DATASET EXCERPTS:

_ _ _

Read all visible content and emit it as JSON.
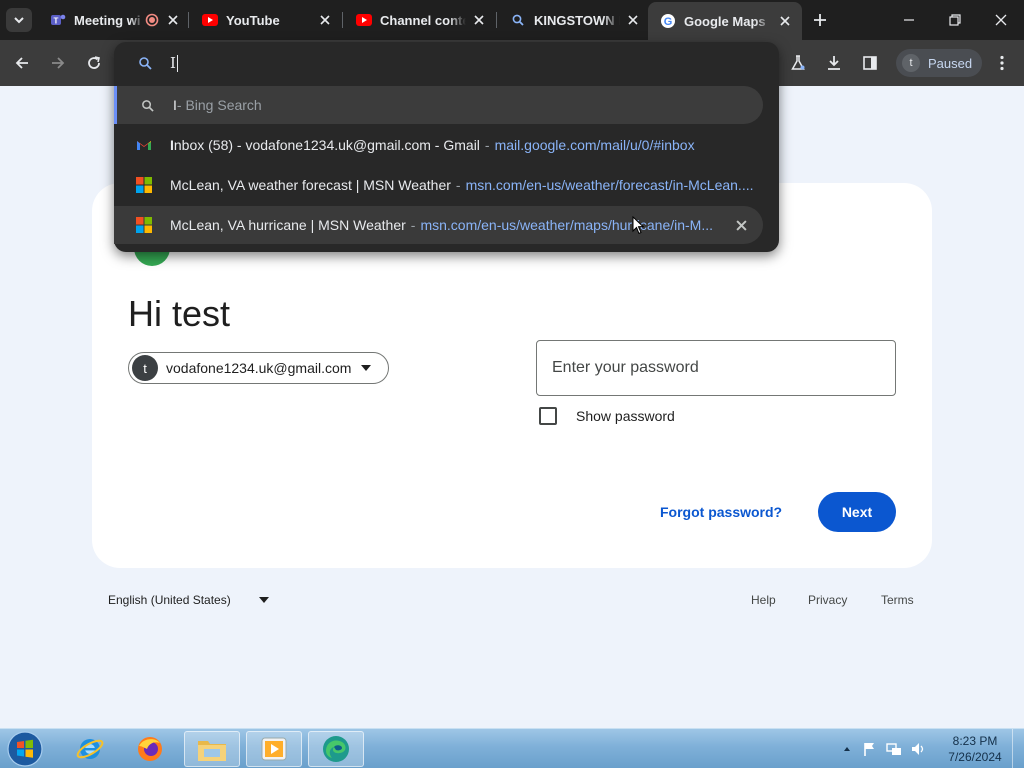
{
  "browser": {
    "tabs": [
      {
        "title": "Meeting wi",
        "icon": "teams-icon",
        "recording": true
      },
      {
        "title": "YouTube",
        "icon": "youtube-icon"
      },
      {
        "title": "Channel conte",
        "icon": "youtube-icon"
      },
      {
        "title": "KINGSTOWN H",
        "icon": "search-icon"
      },
      {
        "title": "Google Maps",
        "icon": "google-icon",
        "active": true
      }
    ],
    "profile_status": "Paused",
    "profile_initial": "t"
  },
  "omnibox": {
    "typed": "I",
    "suggestions": [
      {
        "highlight": "I",
        "rest": " - Bing Search",
        "icon": "search-icon",
        "selected": true
      },
      {
        "highlight": "I",
        "rest": "nbox (58) - vodafone1234.uk@gmail.com - Gmail",
        "url": "mail.google.com/mail/u/0/#inbox",
        "icon": "gmail-icon"
      },
      {
        "title": "McLean, VA weather forecast | MSN Weather",
        "url": "msn.com/en-us/weather/forecast/in-McLean....",
        "icon": "microsoft-icon"
      },
      {
        "title": "McLean, VA hurricane | MSN Weather",
        "url": "msn.com/en-us/weather/maps/hurricane/in-M...",
        "icon": "microsoft-icon",
        "hovered": true
      }
    ]
  },
  "signin": {
    "heading": "Hi test",
    "account_initial": "t",
    "account_email": "vodafone1234.uk@gmail.com",
    "password_placeholder": "Enter your password",
    "show_password_label": "Show password",
    "show_password_checked": false,
    "forgot_label": "Forgot password?",
    "next_label": "Next"
  },
  "footer": {
    "language": "English (United States)",
    "links": [
      "Help",
      "Privacy",
      "Terms"
    ]
  },
  "taskbar": {
    "apps": [
      "internet-explorer-icon",
      "firefox-icon",
      "file-explorer-icon",
      "media-player-icon",
      "edge-icon"
    ],
    "time": "8:23 PM",
    "date": "7/26/2024"
  },
  "colors": {
    "accent": "#0b57d0",
    "page_bg": "#eef3fb",
    "chrome_dark": "#1f1f1f",
    "link_blue": "#8ab4f8"
  }
}
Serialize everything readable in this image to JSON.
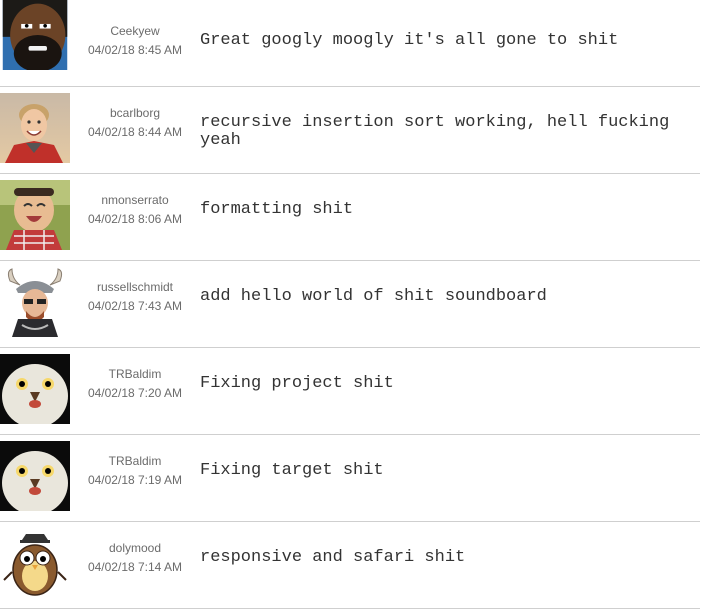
{
  "commits": [
    {
      "username": "Ceekyew",
      "time": "04/02/18 8:45 AM",
      "message": "Great googly moogly it's all gone to shit",
      "avatar": "bearded-man-avatar"
    },
    {
      "username": "bcarlborg",
      "time": "04/02/18 8:44 AM",
      "message": "recursive insertion sort working, hell fucking yeah",
      "avatar": "smiling-man-avatar"
    },
    {
      "username": "nmonserrato",
      "time": "04/02/18 8:06 AM",
      "message": "formatting shit",
      "avatar": "laughing-baby-avatar"
    },
    {
      "username": "russellschmidt",
      "time": "04/02/18 7:43 AM",
      "message": "add hello world of shit soundboard",
      "avatar": "viking-avatar"
    },
    {
      "username": "TRBaldim",
      "time": "04/02/18 7:20 AM",
      "message": "Fixing project shit",
      "avatar": "owl-avatar"
    },
    {
      "username": "TRBaldim",
      "time": "04/02/18 7:19 AM",
      "message": "Fixing target shit",
      "avatar": "owl-avatar"
    },
    {
      "username": "dolymood",
      "time": "04/02/18 7:14 AM",
      "message": "responsive and safari shit",
      "avatar": "cartoon-owl-avatar"
    }
  ]
}
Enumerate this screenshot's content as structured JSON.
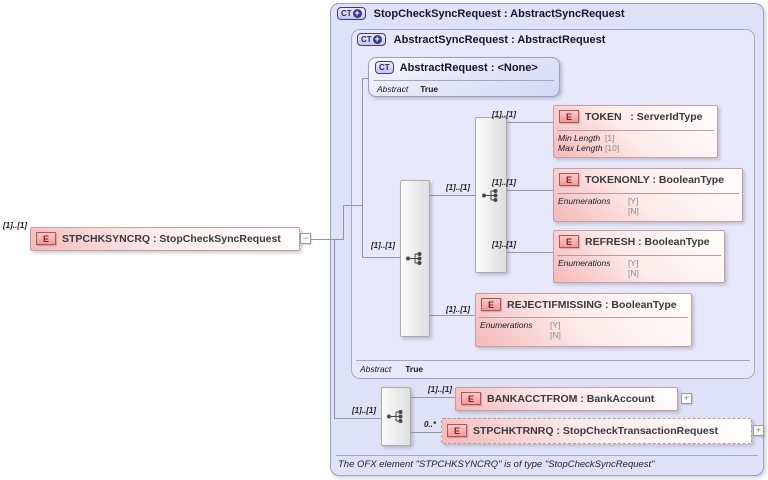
{
  "icons": {
    "element_badge": "E",
    "complex_type_badge": "CT",
    "plus_glyph": "+",
    "collapse_toggle": "−",
    "expand_toggle": "+"
  },
  "root_element": {
    "occurrence": "[1]..[1]",
    "label": "STPCHKSYNCRQ : StopCheckSyncRequest"
  },
  "outer_container": {
    "title": "StopCheckSyncRequest : AbstractSyncRequest",
    "footer_note": "The OFX element \"STPCHKSYNCRQ\" is of type \"StopCheckSyncRequest\""
  },
  "inner_container": {
    "title": "AbstractSyncRequest : AbstractRequest",
    "abstract_name": "Abstract",
    "abstract_value": "True",
    "sequence_occurrence": "[1]..[1]",
    "inner_sequence_occurrence": "[1]..[1]"
  },
  "base_type": {
    "title": "AbstractRequest : <None>",
    "abstract_name": "Abstract",
    "abstract_value": "True"
  },
  "own_sequence_occurrence": "[1]..[1]",
  "elements": {
    "token": {
      "occurrence": "[1]..[1]",
      "title": "TOKEN   : ServerIdType",
      "facets": [
        {
          "name": "Min Length",
          "value": "[1]"
        },
        {
          "name": "Max Length",
          "value": "[10]"
        }
      ]
    },
    "tokenonly": {
      "occurrence": "[1]..[1]",
      "title": "TOKENONLY : BooleanType",
      "facets": [
        {
          "name": "Enumerations",
          "value": "[Y]"
        },
        {
          "name": "",
          "value": "[N]"
        }
      ]
    },
    "refresh": {
      "occurrence": "[1]..[1]",
      "title": "REFRESH : BooleanType",
      "facets": [
        {
          "name": "Enumerations",
          "value": "[Y]"
        },
        {
          "name": "",
          "value": "[N]"
        }
      ]
    },
    "rejectifmissing": {
      "occurrence": "[1]..[1]",
      "title": "REJECTIFMISSING : BooleanType",
      "facets": [
        {
          "name": "Enumerations",
          "value": "[Y]"
        },
        {
          "name": "",
          "value": "[N]"
        }
      ]
    },
    "bankacctfrom": {
      "occurrence": "[1]..[1]",
      "title": "BANKACCTFROM : BankAccount"
    },
    "stpchktrnrq": {
      "occurrence": "0..*",
      "title": "STPCHKTRNRQ : StopCheckTransactionRequest"
    }
  }
}
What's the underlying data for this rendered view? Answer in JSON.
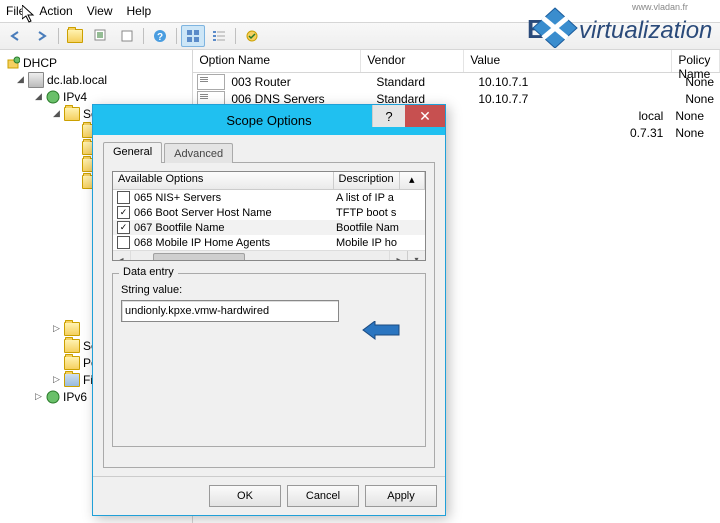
{
  "menu": {
    "file": "File",
    "action": "Action",
    "view": "View",
    "help": "Help"
  },
  "tree": {
    "root": "DHCP",
    "server": "dc.lab.local",
    "ipv4": "IPv4",
    "ipv6": "IPv6",
    "sc": "Sc",
    "so": "Se",
    "po": "Po",
    "fi": "Fil"
  },
  "list": {
    "headers": {
      "name": "Option Name",
      "vendor": "Vendor",
      "value": "Value",
      "policy": "Policy Name"
    },
    "rows": [
      {
        "name": "003 Router",
        "vendor": "Standard",
        "value": "10.10.7.1",
        "policy": "None"
      },
      {
        "name": "006 DNS Servers",
        "vendor": "Standard",
        "value": "10.10.7.7",
        "policy": "None"
      },
      {
        "name": "",
        "vendor": "",
        "value": "local",
        "policy": "None"
      },
      {
        "name": "",
        "vendor": "",
        "value": "0.7.31",
        "policy": "None"
      }
    ]
  },
  "dialog": {
    "title": "Scope Options",
    "tab_general": "General",
    "tab_advanced": "Advanced",
    "opt_header": {
      "a": "Available Options",
      "d": "Description"
    },
    "options": [
      {
        "chk": false,
        "label": "065 NIS+ Servers",
        "desc": "A list of IP a"
      },
      {
        "chk": true,
        "label": "066 Boot Server Host Name",
        "desc": "TFTP boot s"
      },
      {
        "chk": true,
        "label": "067 Bootfile Name",
        "desc": "Bootfile Nam"
      },
      {
        "chk": false,
        "label": "068 Mobile IP Home Agents",
        "desc": "Mobile IP ho"
      }
    ],
    "data_entry": "Data entry",
    "string_label": "String value:",
    "string_value": "undionly.kpxe.vmw-hardwired",
    "ok": "OK",
    "cancel": "Cancel",
    "apply": "Apply",
    "help": "?",
    "close": "✕"
  },
  "watermark": {
    "site": "www.vladan.fr",
    "brand_a": "ES",
    "brand_b": "virtualization"
  }
}
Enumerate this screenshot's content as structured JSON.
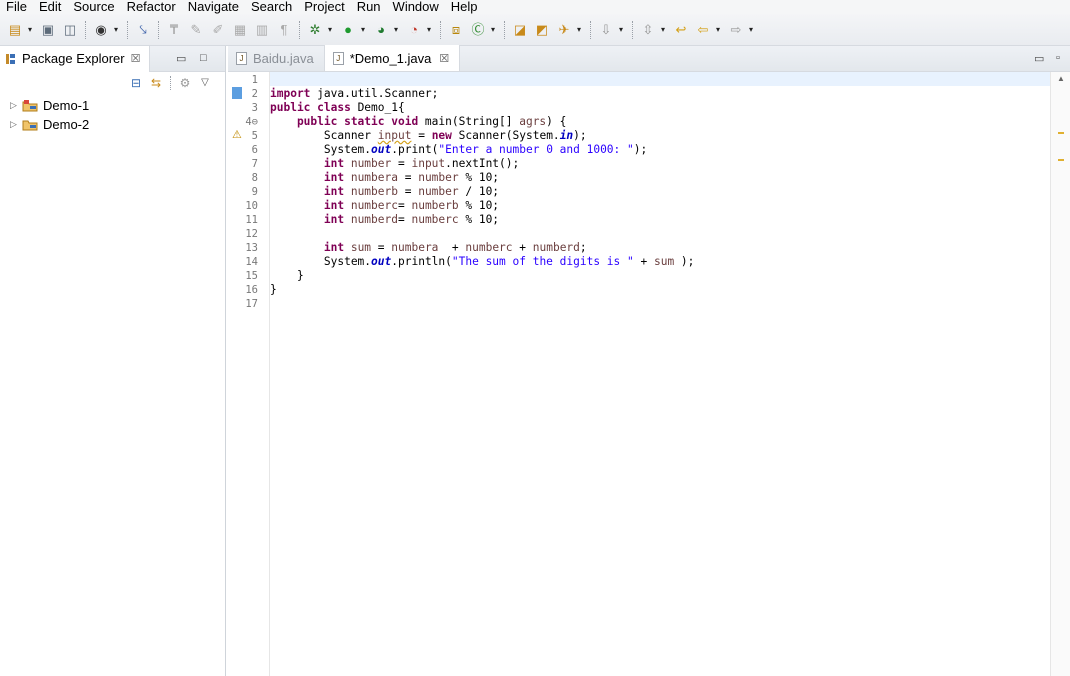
{
  "menu": [
    "File",
    "Edit",
    "Source",
    "Refactor",
    "Navigate",
    "Search",
    "Project",
    "Run",
    "Window",
    "Help"
  ],
  "package_explorer": {
    "title": "Package Explorer",
    "close_glyph": "☒",
    "minimize_glyph": "▭",
    "maximize_glyph": "□",
    "projects": [
      {
        "name": "Demo-1"
      },
      {
        "name": "Demo-2"
      }
    ]
  },
  "editor": {
    "tabs": [
      {
        "label": "Baidu.java",
        "active": false
      },
      {
        "label": "*Demo_1.java",
        "active": true
      }
    ],
    "close_glyph": "☒",
    "line_numbers": [
      "1",
      "2",
      "3",
      "4⊖",
      "5",
      "6",
      "7",
      "8",
      "9",
      "10",
      "11",
      "12",
      "13",
      "14",
      "15",
      "16",
      "17"
    ],
    "code": {
      "l2_a": "import ",
      "l2_b": "java.util.Scanner;",
      "l3_a": "public class ",
      "l3_b": "Demo_1{",
      "l4_a": "    public static void ",
      "l4_b": "main(String[] ",
      "l4_c": "agrs",
      "l4_d": ") {",
      "l5_a": "        Scanner ",
      "l5_b": "input",
      "l5_c": " = ",
      "l5_d": "new ",
      "l5_e": "Scanner(System.",
      "l5_f": "in",
      "l5_g": ");",
      "l6_a": "        System.",
      "l6_b": "out",
      "l6_c": ".print(",
      "l6_d": "\"Enter a number 0 and 1000: \"",
      "l6_e": ");",
      "l7_a": "        int ",
      "l7_b": "number",
      "l7_c": " = ",
      "l7_d": "input",
      "l7_e": ".nextInt();",
      "l8_a": "        int ",
      "l8_b": "numbera",
      "l8_c": " = ",
      "l8_d": "number",
      "l8_e": " % 10;",
      "l9_a": "        int ",
      "l9_b": "numberb",
      "l9_c": " = ",
      "l9_d": "number",
      "l9_e": " / 10;",
      "l10_a": "        int ",
      "l10_b": "numberc",
      "l10_c": "= ",
      "l10_d": "numberb",
      "l10_e": " % 10;",
      "l11_a": "        int ",
      "l11_b": "numberd",
      "l11_c": "= ",
      "l11_d": "numberc",
      "l11_e": " % 10;",
      "l13_a": "        int ",
      "l13_b": "sum",
      "l13_c": " = ",
      "l13_d": "numbera",
      "l13_e": "  + ",
      "l13_f": "numberc",
      "l13_g": " + ",
      "l13_h": "numberd",
      "l13_i": ";",
      "l14_a": "        System.",
      "l14_b": "out",
      "l14_c": ".println(",
      "l14_d": "\"The sum of the digits is \"",
      "l14_e": " + ",
      "l14_f": "sum",
      "l14_g": " );",
      "l15": "    }",
      "l16": "}"
    }
  },
  "colors": {
    "keyword": "#7f0055",
    "string": "#2a00ff",
    "field": "#0000c0",
    "variable": "#6a3e3e",
    "current_line": "#e8f2fe"
  }
}
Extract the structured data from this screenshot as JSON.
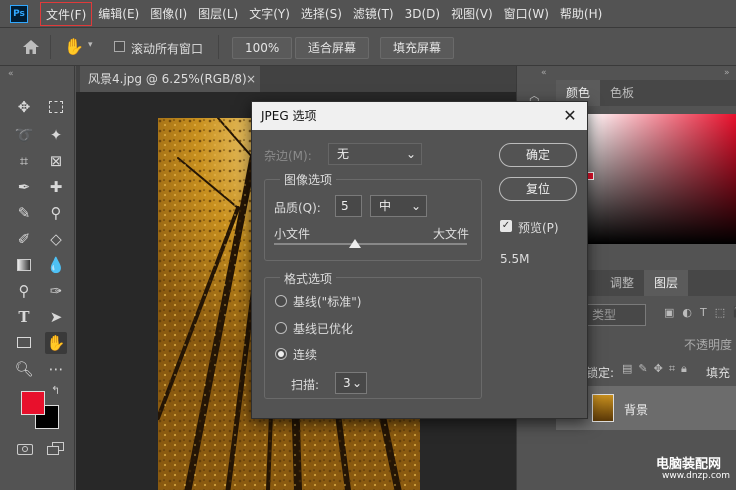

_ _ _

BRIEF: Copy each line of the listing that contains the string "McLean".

COMPLETED TASK:
        "title": "McLean, VA weather forecast | MSN Weather",
        "url": "msn.com/en-us/weather/forecast/in-McLean....",
        "title": "McLean, VA hurricane | MSN Weather",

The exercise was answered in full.